The Holy Spirit breathes life into God’s word and brings the good news of the gospel alive.  The Holy Spirit takes our labors, and breathes God’s energy and also God’s love into the things we Christians do in Jesus’ name.  God blesses us and our work through the power of the Holy Spirit. 

Paul tells the Corinthians in his letter to them to let everything they do to be done in love.  Our God inspired love turns our labors into a witness of God’s good and merciful love for all.

Steadfast hope:  Jesus also shows us how to be full of steadfast hope. This steadfast hope on the part of Jesus is obvious in his willingness to forgive.  His labors of love often involved forgiveness.  He would say to those he healed physically that their sins were forgiven too and that they should go and sin no more.  Jesus did not judge the woman caught in adultery.  He simply freed her from a certain death by stoning and reminded her to go and sin no more.  Jesus was full of steadfast hope that the woman, being freed and sent on her way, would take him up on the freedom he has given her to amend her life. 

Jesus demonstrates his steadfast hope in people although they are nailing him to the cross and putting him to death. He prays, saying, “Father, forgive them, for they do not know what they are doing.”  As he prays, Jesus demonstrates his steadfast hope in God’s compassion and mercy for those who have forgotten how to love. 

One of the most important witnesses we Christians can provide for a world that seems to be caught up in hopelessness is our witness to the steadfast hope that  we have when we forgive those who have sinned against us and for all intents and purposes taken our hope away. 

Their steadfast hope in God allowed the Amish to forgive the man who shot their young children to death at school one day. Steadfast hope in God  allowed the survivors and relatives of the nine people that Dylan Roof shot and killed at point blank range at Mother Emmanuel in Charleston, South Carolina, to say that they forgave Roof for what he had done.  Only their steadfast hope in God could have enabled any of these people to forgive the ones who committed these horrible crimes.      

Another example of Jesus’ steadfast hope is a conversation that he has on the beach with Peter after his resurrection. 

In this conversation Jesus asks Peter three times—”Do you love me?”  And Peter answers three times, “Yes Lord, you know that I love you.”  And then Jesus, with steadfast hope, knowing that the church will have to carry on without his physical presence,  then says to Peter, “Peter, if you love me, feed my sheep and tend my lambs.” 

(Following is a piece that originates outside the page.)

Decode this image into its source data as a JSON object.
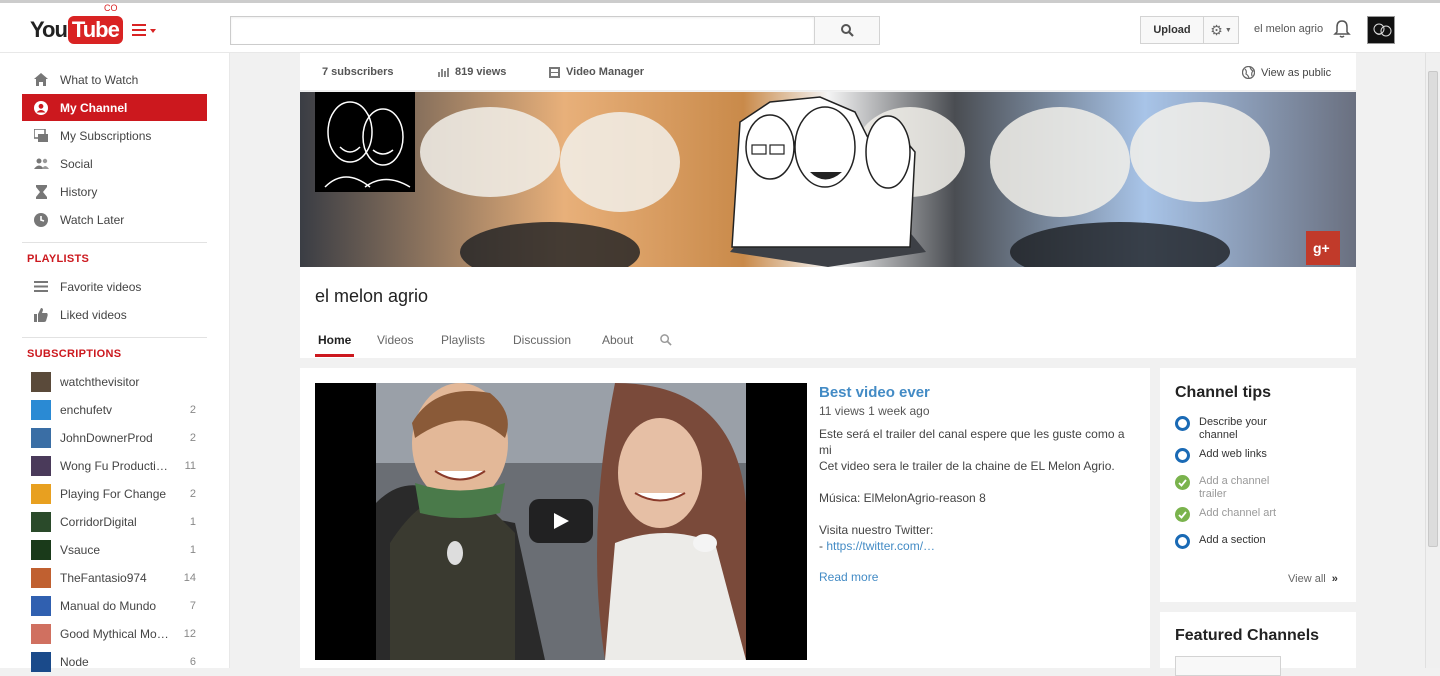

What faithful and steadfast hope Jesus had in Peter, in spite of the fact that Peter had goofed up repeatedly as a disciple and worst of all, had denied Jesus three times, and deserted him as he was being taken away to be crucified.   This faithful and steadfast hope that Jesus had for Peter despite his failures is the same faithful and steadfast hope that Jesus has for each one of us, even when we fail.    

When we feed God’s lambs and tend God’s sheep, without worrying about whether or not our work will be successful, we are witnessing to our steadfast hope that God will use our work to further God’s commonwealth of justice and peace here on earth.

Paul says to the Thessalonians that in becoming imitators of the Lord, they became an example to believers as far away as Macedonia and Achaia. 

So may we be people who open ourselves to the power of the Holy Spirit. 

May the Spirit empower us to be as faithful to God as God is to us.

May the Spirit empower us to be faithful to one another despite our shortcomings and the ways in which we fail one another. 

May the Spirit give us the creativity and the power to perform the labors of love that God sets before us to show forth God’s glory in this world. 

And may the Spirit  give us steadfastness of hope, the desire to forgive one another, and the will to feed God’s lambs and tend God’s sheep, to work for God’s justice and God’s commonwealth of freedom  and love on this earth for all people and for all of God’s beloved creation.   

When the Spirit empowers us to do these things, then along with the Psalmist, we can sing to the Lord a new song and proclaim to all the world the good news of God’s salvation every day of our lives.